• **Provided records**
[Start of section]

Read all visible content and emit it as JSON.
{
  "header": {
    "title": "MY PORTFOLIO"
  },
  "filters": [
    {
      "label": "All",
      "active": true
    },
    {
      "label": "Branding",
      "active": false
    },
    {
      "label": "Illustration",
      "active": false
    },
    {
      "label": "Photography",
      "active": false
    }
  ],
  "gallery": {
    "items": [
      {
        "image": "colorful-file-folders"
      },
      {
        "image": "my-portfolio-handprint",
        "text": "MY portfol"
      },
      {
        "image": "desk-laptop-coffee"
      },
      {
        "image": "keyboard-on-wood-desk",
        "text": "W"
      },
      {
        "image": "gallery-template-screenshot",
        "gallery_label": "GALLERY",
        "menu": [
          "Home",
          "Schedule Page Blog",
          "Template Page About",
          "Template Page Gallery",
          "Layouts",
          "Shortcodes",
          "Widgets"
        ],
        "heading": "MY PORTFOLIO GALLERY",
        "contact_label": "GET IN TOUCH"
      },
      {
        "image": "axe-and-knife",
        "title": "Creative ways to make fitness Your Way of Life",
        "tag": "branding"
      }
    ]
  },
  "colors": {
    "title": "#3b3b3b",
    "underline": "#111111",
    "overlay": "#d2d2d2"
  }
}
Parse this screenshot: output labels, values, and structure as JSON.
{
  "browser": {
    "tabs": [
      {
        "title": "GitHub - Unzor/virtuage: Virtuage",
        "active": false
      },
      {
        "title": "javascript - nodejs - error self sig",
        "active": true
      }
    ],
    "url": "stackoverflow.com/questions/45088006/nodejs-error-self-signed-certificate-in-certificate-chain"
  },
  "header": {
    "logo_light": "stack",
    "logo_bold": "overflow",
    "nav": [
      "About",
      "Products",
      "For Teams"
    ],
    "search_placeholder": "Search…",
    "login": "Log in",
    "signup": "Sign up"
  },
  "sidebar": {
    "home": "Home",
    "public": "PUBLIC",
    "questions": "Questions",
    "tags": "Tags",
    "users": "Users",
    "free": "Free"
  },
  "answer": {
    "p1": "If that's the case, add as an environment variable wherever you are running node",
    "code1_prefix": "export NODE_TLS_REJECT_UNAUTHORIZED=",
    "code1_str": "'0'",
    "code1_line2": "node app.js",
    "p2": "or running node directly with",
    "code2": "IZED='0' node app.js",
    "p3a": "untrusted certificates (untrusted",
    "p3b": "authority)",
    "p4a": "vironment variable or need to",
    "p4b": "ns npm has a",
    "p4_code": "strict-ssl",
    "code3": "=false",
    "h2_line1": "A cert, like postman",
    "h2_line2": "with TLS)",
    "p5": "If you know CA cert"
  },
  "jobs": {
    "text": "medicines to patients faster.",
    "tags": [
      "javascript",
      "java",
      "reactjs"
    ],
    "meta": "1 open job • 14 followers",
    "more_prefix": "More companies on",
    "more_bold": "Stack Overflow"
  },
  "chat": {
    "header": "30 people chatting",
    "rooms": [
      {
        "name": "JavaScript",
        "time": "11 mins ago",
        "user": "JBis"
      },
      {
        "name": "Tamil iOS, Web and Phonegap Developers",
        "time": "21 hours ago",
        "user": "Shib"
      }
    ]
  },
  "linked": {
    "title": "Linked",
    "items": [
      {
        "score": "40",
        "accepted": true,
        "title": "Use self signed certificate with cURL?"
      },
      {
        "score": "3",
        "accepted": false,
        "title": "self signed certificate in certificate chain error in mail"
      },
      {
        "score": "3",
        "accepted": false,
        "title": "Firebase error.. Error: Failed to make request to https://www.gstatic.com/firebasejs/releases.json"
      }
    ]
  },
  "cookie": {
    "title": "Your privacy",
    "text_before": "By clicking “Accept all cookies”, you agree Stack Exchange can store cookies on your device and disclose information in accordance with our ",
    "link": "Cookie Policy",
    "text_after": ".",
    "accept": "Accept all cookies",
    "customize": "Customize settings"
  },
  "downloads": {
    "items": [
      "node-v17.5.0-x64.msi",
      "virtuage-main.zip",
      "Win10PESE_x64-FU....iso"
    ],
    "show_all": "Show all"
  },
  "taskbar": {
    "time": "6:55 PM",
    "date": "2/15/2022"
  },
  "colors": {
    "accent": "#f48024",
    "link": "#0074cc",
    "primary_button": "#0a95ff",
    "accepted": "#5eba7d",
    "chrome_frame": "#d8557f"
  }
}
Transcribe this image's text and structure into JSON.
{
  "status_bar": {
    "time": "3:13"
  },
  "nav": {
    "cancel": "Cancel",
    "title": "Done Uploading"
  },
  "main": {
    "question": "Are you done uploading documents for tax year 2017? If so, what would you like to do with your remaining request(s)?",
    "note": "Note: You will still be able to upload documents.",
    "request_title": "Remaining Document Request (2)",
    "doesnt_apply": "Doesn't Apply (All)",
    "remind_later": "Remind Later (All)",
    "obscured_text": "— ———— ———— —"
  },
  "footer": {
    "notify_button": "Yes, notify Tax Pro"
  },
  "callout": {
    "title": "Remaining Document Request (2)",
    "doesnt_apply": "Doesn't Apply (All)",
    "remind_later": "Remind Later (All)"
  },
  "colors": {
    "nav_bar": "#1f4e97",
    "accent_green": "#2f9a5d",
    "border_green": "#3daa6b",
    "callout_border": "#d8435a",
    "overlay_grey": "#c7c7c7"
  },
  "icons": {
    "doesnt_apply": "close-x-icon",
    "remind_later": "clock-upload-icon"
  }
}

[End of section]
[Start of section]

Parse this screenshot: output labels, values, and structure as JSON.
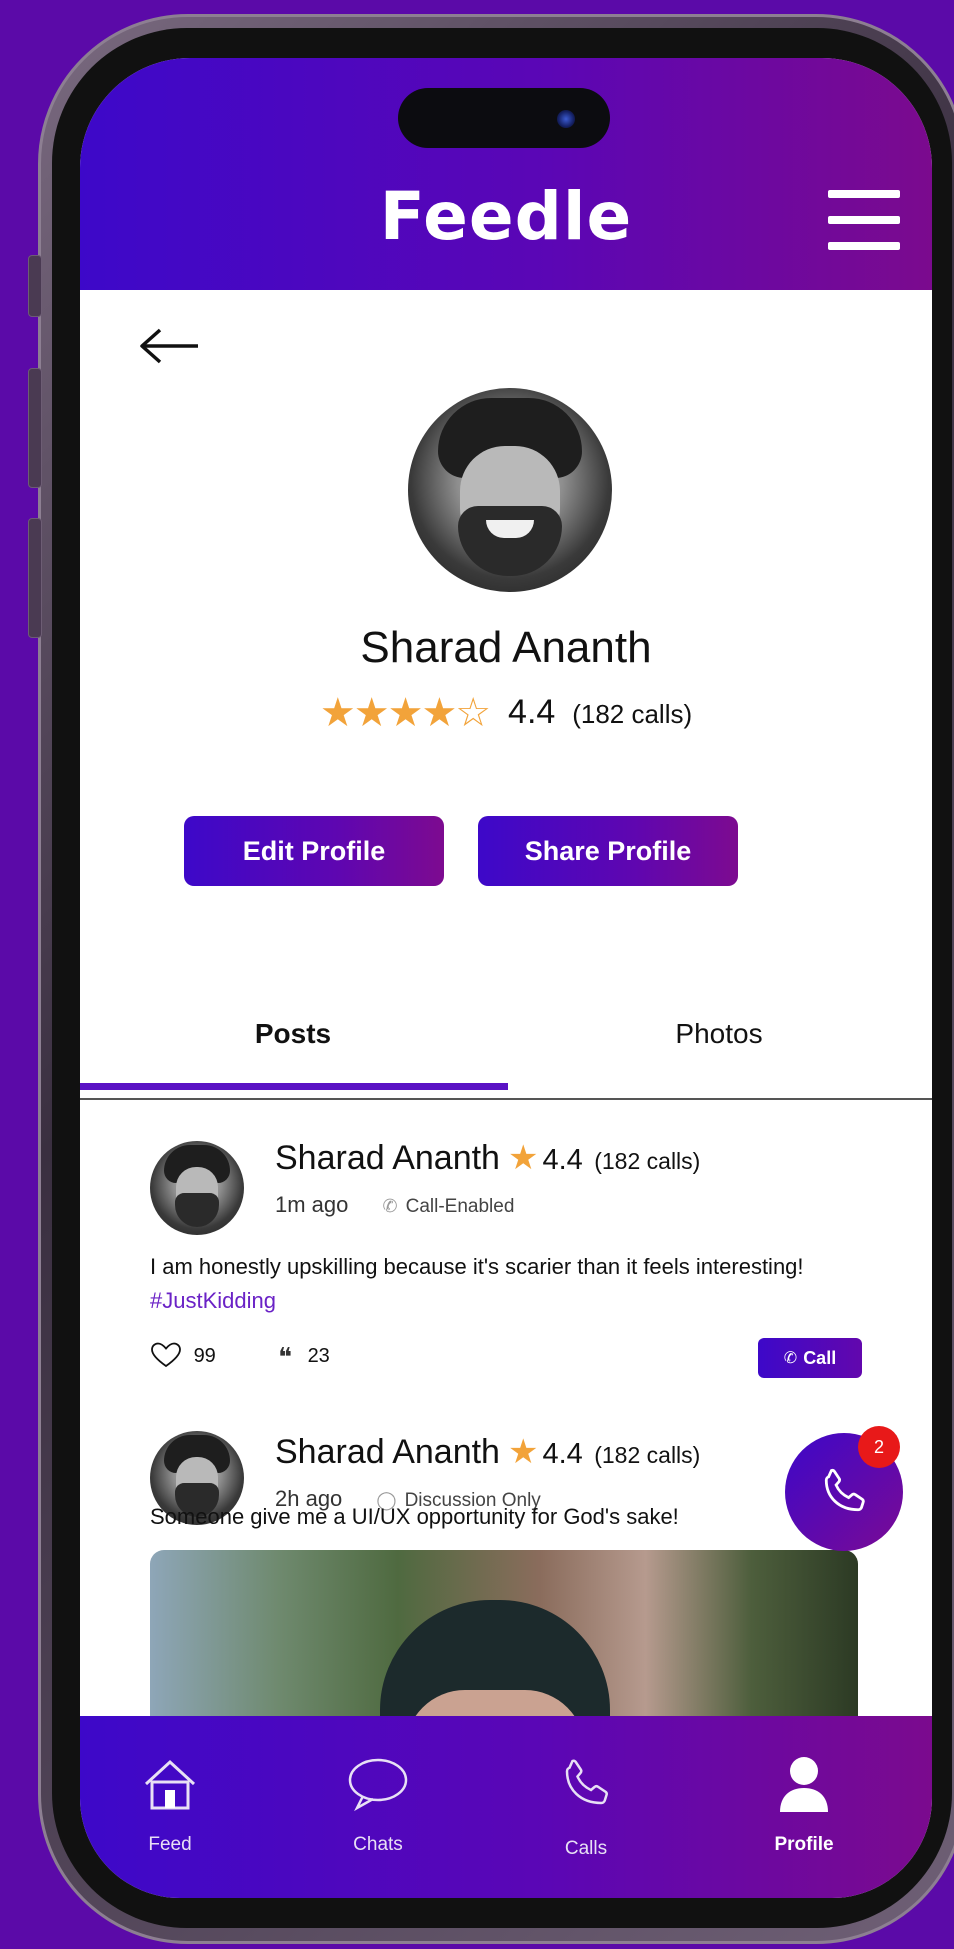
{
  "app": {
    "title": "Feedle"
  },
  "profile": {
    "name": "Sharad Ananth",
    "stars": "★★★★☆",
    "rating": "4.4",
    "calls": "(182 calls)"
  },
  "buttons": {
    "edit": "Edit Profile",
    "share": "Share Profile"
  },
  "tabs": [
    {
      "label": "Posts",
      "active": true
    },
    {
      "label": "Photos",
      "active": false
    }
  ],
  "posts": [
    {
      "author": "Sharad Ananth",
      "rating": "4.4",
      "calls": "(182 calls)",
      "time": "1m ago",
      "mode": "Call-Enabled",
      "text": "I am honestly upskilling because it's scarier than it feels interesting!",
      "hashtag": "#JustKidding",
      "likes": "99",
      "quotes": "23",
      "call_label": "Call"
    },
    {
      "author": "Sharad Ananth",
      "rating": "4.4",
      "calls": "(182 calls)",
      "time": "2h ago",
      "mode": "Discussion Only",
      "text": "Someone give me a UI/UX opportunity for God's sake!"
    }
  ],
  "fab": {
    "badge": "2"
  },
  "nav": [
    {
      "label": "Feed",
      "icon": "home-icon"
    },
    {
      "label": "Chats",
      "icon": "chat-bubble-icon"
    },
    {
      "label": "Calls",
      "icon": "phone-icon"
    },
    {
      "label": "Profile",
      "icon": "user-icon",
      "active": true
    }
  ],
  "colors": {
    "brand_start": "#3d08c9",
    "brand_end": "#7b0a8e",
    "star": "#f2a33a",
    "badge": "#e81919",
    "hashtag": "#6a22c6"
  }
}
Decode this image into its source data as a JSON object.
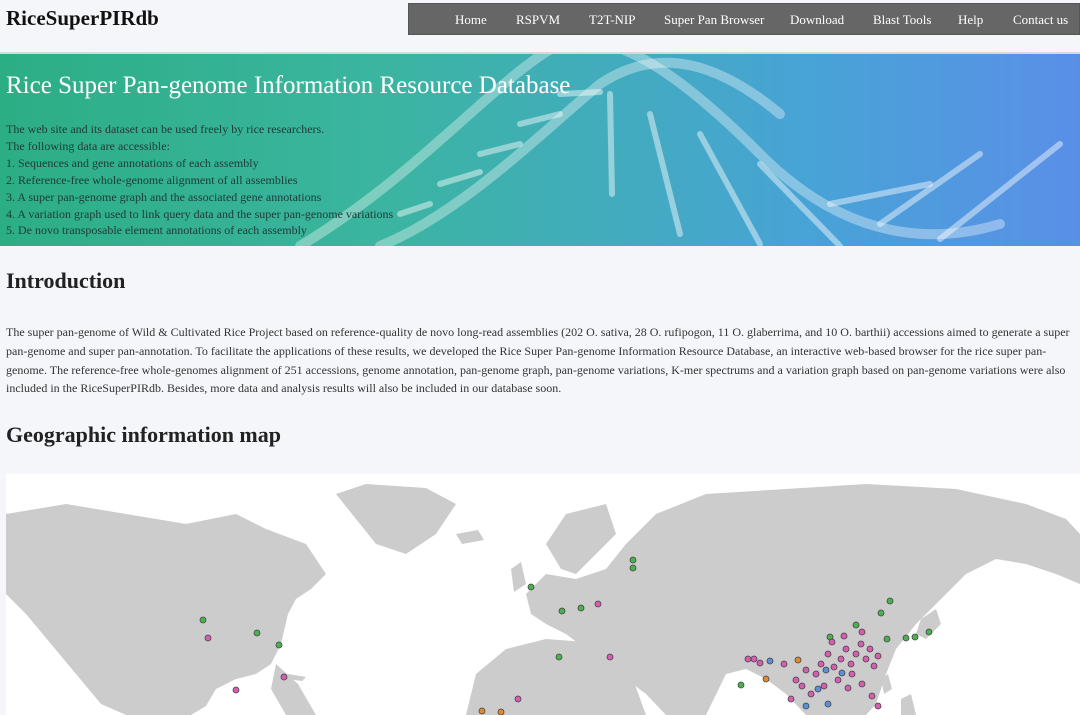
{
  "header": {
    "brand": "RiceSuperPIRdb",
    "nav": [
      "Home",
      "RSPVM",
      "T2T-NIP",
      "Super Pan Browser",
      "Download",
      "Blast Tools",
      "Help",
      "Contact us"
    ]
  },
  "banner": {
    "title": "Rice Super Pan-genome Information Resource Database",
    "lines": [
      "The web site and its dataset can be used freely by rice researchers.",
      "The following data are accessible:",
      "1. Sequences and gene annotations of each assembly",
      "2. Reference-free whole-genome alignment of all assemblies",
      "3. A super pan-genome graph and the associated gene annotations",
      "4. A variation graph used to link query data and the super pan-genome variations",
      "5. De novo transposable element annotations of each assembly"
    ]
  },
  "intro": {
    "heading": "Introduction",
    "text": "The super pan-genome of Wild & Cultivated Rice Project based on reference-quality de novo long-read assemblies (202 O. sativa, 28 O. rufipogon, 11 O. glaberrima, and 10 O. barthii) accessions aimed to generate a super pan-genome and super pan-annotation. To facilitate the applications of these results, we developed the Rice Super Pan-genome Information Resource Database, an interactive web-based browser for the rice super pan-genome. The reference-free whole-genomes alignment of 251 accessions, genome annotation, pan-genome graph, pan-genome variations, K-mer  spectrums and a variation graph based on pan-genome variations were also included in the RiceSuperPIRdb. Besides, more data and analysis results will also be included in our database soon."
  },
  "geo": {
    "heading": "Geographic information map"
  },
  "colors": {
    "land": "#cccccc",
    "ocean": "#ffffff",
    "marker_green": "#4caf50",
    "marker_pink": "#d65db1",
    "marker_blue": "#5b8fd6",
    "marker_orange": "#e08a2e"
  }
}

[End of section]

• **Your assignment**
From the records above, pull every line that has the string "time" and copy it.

• **Result**
        "time": "11 mins ago",
        "time": "21 hours ago",
    "time": "6:55 PM",
    "time": "3:13"
      "time": "1m ago",
      "time": "2h ago",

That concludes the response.